An uncompromising design takes a lot of compromises
The 1800 m2 glass skin with photorealistic motifs of different characteristics from the areas’ traditional farmhouses did not come about in a flash.
The design is the result of a divers series of very different projects and in the end great negotiation skills from the architects at MVRDV.
After having suggested 6 different designs, all of which were not accepted, the municipality of Schijndel together with the architect set up a design committee with citizens, future users, the municipality, the architect Winy Mass and other of interests and an opinion about the new city centre. Together they formed a set of rules about the new city centre.
“It took a long time to get to the seventh and final proposal. From the committee we were told not to build ‘too long’ or too short. In a compromise, we ended up with a length of 40 meters. In addition, the committee asked for a pitched roof to fit with the surroundings and give light to the streets, and by chance, we had created a sketch that looked a lot like the farms from the area, just exactly 1.6 times bigger,” project leader from MVRDV Gijs Rikken tells and continues:
“The committee then said: ‘if we do a barn-shape, we think it should be made from traditional materials like brick and tiles. Then Winy Mass asked: How about glass? ‘Yes’ they said – ‘glass is also traditional’ – and then our hands were free to do a barn, that looked like a barn without recreating the past.”
The average of the best
By printing the façade instead of actually building the lot MVRDV presents a very interesting and creative solution to how to upgrade a local style to the 21st century while keeping the identity of an old village.
The architects started mapping out all of the farms in the area, registering every detail and on this basis calculated an inclusive average of everything from the number of chimneys to the width of the doors.
Gijs Rikken tells: “The building is a community centre with the purpose of creating a social meeting place for all of the residents in Schijndel. By using the average of everything we found that we could create a building that inscribed itself in the area while avoiding emphasizing any particular feature or building over another.”
A glow in the dark
At first the committee was surprised and taken aback by the proposal that mildly put was not what they expected from a ‘local farm’-project, but the design grew on them and today the Glass Farm is highly appreciated by the villagers.
But the print has more to it than just mimicking the local style.
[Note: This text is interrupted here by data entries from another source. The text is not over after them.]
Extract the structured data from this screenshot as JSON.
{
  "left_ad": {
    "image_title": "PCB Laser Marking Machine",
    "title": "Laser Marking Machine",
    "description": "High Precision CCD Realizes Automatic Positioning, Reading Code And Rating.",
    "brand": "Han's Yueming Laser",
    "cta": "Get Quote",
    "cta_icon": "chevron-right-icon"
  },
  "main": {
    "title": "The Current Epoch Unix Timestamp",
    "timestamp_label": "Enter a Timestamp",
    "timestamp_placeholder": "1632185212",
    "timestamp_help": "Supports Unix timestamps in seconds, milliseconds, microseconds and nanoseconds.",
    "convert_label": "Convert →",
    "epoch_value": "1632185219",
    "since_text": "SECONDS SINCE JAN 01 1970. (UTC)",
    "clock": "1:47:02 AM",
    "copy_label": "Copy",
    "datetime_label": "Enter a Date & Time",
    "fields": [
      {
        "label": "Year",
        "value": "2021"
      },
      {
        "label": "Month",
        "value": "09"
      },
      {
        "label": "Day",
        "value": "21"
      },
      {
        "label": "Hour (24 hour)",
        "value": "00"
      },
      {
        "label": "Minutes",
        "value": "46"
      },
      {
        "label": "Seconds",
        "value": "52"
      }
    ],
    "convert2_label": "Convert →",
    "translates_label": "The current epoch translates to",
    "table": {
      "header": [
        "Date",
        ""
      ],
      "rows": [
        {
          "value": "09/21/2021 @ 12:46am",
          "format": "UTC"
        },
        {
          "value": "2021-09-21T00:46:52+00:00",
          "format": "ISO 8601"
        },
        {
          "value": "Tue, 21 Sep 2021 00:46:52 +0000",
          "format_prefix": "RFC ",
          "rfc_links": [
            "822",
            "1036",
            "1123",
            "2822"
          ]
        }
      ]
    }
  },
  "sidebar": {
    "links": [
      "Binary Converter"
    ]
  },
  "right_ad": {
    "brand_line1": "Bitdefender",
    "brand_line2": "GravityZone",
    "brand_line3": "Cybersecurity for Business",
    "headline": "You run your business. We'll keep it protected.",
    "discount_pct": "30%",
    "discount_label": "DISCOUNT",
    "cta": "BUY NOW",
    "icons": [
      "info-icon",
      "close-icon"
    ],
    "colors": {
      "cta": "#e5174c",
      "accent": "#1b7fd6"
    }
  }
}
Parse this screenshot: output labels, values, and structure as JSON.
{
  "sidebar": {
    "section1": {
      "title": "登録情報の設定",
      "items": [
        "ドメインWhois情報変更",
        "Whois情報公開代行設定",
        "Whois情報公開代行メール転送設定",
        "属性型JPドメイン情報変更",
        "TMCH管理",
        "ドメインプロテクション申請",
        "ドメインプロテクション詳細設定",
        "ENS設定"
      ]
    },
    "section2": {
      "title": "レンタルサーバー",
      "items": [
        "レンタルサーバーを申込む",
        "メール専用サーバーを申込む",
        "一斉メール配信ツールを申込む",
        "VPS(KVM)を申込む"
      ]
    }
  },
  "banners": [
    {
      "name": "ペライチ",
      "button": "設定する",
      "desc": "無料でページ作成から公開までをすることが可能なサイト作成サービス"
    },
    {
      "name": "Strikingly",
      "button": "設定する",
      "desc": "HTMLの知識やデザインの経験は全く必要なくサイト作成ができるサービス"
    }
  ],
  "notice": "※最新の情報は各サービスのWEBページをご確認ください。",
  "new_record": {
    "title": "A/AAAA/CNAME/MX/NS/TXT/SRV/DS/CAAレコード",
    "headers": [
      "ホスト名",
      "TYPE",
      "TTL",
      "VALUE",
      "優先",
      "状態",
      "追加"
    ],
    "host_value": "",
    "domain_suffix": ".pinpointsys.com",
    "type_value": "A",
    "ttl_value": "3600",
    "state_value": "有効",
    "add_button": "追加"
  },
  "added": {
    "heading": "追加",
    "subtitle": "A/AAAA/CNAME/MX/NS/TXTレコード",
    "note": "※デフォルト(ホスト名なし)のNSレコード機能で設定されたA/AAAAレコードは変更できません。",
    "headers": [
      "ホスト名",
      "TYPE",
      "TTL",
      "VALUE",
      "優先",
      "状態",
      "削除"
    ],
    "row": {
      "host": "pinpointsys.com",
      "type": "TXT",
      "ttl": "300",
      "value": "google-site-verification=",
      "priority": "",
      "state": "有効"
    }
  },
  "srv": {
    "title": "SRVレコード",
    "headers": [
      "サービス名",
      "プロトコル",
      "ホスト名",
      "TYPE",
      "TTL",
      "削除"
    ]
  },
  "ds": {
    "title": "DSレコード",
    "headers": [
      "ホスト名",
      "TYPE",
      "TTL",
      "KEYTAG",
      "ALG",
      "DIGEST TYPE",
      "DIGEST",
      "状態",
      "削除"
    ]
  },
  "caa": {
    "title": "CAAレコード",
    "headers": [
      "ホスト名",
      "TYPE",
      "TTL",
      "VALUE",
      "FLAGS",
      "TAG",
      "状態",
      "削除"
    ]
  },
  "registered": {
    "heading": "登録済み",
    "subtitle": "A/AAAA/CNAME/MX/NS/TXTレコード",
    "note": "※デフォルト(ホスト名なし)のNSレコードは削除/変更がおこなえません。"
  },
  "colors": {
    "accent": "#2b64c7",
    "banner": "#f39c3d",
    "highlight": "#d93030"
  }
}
The printed elements is a 1.6 times enlargement of the average measures, adding a playful and humorous tone to the building.
At night the more or less translucent façade glows in the dark lightening the town square, creating a welcoming and safe feel to the village centre.
Glass on the outside, steel on the inside
Having a full glass exterior shell meant that the design of the steel structure carrying the glass façade and roof, had to be extremely accurate.
“The structure of the building consists of concrete elements, while just the outer shell supporting the glass façade is steel. Steel is not as rigid as you could think, so we had to make a lot of adjustments to make all the elements come together correctly,” Gijs Rikken tells.
And you must say, that MVRDV has adjusted a lot of elements, not just the prefabricated ones, but every element of the building very intelligently meeting the needs of a village in growth. The building is a brave and yet refined and subdued take on a modern city centre in an old village.